Data shown:
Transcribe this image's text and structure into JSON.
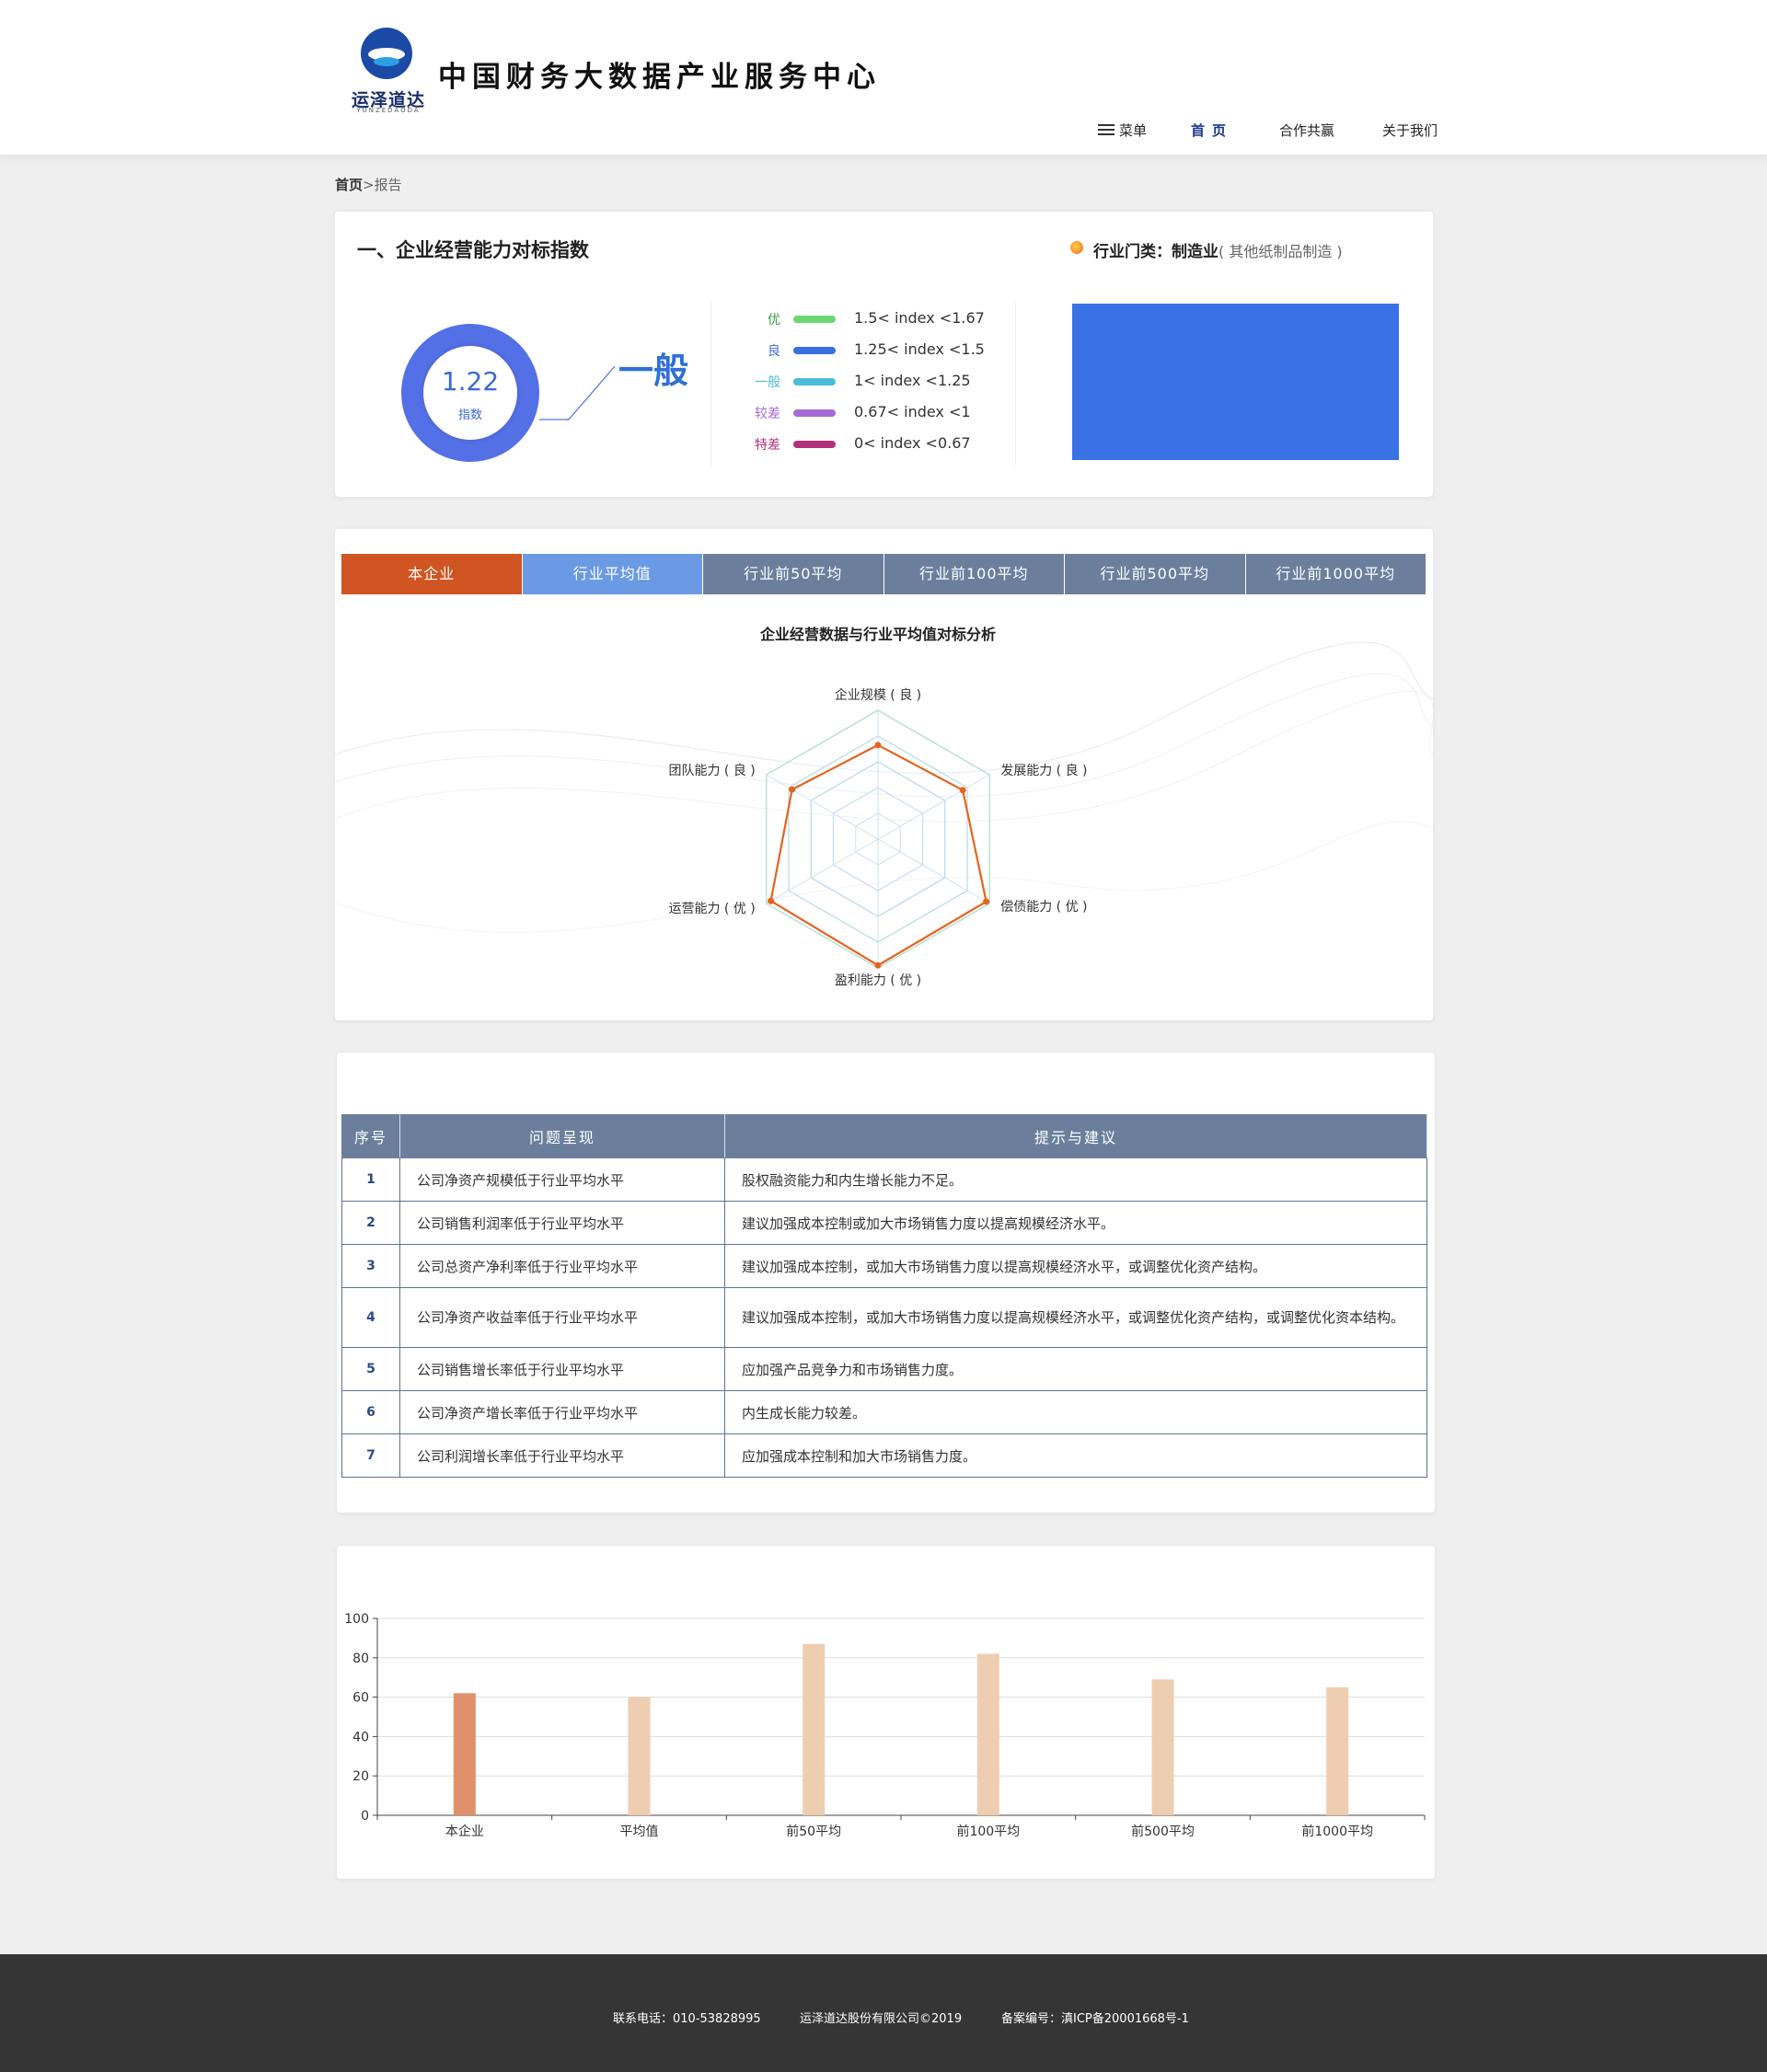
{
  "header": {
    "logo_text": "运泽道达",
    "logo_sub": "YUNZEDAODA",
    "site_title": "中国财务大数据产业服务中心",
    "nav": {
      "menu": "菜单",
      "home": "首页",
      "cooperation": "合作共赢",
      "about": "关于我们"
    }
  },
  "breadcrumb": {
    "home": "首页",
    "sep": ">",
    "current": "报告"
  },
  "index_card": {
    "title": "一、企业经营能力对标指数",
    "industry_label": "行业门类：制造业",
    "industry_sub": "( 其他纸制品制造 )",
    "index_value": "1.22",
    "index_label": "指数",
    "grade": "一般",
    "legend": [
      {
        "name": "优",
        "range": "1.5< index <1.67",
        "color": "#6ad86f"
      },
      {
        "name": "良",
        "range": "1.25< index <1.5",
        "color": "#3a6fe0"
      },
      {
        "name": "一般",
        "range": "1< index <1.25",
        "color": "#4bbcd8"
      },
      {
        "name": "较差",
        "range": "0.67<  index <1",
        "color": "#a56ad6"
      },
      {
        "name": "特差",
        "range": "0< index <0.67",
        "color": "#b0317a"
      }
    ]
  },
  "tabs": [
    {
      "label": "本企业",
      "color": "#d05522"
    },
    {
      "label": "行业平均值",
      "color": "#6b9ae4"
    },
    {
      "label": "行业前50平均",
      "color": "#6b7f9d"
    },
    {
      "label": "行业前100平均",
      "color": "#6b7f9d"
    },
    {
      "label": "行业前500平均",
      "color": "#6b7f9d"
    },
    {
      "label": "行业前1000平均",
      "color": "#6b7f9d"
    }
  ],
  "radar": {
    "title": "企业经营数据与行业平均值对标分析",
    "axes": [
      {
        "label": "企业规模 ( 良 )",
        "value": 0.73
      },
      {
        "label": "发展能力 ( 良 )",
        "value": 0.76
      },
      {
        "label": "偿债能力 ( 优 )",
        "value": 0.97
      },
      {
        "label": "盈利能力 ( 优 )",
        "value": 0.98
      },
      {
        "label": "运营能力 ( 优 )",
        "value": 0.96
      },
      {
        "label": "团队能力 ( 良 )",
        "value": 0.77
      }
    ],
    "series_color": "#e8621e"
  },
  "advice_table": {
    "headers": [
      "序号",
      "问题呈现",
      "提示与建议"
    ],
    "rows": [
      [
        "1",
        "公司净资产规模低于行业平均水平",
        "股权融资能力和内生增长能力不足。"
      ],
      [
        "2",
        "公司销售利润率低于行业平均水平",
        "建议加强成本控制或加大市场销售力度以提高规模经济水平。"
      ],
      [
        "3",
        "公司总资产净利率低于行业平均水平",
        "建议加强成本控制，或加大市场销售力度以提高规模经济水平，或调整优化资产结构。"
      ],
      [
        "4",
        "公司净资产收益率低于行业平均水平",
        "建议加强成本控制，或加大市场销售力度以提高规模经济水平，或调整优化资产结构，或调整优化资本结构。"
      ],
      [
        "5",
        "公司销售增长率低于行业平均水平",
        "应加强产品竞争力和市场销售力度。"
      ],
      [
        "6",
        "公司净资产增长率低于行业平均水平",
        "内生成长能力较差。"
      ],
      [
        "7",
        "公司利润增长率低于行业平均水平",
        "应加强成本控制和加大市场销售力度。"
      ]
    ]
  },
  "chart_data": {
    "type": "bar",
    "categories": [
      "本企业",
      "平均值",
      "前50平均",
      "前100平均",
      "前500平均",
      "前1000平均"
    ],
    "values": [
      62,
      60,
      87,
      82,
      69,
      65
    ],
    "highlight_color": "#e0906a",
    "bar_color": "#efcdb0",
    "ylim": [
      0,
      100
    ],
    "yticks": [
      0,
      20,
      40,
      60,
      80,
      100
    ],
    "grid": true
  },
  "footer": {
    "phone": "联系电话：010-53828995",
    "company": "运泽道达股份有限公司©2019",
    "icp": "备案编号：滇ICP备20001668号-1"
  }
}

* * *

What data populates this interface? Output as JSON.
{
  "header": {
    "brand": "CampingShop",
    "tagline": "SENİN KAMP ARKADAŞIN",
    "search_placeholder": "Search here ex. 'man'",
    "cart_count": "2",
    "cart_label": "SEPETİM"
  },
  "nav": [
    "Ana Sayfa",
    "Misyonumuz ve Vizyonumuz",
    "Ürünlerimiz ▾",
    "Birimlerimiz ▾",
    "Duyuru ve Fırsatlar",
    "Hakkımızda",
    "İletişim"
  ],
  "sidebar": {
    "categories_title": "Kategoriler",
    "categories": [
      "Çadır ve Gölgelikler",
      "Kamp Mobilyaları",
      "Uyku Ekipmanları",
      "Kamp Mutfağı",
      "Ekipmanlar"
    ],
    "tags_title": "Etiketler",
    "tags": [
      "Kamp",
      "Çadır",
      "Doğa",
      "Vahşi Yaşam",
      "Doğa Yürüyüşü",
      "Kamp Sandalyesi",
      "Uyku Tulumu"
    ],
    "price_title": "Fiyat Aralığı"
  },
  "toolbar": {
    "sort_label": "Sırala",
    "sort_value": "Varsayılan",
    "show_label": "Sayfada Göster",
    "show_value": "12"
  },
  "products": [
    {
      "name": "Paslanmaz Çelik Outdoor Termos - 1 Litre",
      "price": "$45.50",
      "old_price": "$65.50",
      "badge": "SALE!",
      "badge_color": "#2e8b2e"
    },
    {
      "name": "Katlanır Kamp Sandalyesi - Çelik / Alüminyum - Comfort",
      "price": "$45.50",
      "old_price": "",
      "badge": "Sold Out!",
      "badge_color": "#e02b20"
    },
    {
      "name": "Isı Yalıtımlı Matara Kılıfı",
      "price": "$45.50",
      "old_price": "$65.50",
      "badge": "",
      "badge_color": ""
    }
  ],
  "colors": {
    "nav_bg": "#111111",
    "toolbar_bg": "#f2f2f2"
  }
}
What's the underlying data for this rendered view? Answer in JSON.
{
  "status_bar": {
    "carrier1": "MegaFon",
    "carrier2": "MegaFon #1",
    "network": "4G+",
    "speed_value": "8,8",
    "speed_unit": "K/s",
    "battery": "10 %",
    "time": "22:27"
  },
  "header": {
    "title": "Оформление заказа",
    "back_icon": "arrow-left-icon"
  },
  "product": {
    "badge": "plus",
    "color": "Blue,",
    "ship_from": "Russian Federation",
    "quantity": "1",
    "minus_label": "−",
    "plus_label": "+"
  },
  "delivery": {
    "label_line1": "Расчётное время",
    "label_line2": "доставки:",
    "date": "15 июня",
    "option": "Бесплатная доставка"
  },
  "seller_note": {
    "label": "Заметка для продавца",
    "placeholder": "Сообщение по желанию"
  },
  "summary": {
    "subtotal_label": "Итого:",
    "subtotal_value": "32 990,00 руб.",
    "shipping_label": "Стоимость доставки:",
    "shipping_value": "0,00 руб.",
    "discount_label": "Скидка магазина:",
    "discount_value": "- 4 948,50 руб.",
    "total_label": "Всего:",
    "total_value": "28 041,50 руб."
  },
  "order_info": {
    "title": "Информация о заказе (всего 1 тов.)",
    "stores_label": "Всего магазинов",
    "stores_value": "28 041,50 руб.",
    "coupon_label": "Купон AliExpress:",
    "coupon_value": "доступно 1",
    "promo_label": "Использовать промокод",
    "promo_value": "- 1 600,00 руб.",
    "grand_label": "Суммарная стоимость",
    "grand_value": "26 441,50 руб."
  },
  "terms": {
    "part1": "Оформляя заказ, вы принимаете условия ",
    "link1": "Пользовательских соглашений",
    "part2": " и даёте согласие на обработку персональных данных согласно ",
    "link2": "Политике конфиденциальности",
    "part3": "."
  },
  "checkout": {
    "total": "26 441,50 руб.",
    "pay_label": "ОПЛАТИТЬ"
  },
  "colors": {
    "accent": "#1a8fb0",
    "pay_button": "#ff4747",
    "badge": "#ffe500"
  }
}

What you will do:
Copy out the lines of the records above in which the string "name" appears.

Your solution:
        "name": "优",
        "name": "良",
        "name": "一般",
        "name": "较差",
        "name": "特差",
      "name": "Paslanmaz Çelik Outdoor Termos - 1 Litre",
      "name": "Katlanır Kamp Sandalyesi - Çelik / Alüminyum - Comfort",
      "name": "Isı Yalıtımlı Matara Kılıfı",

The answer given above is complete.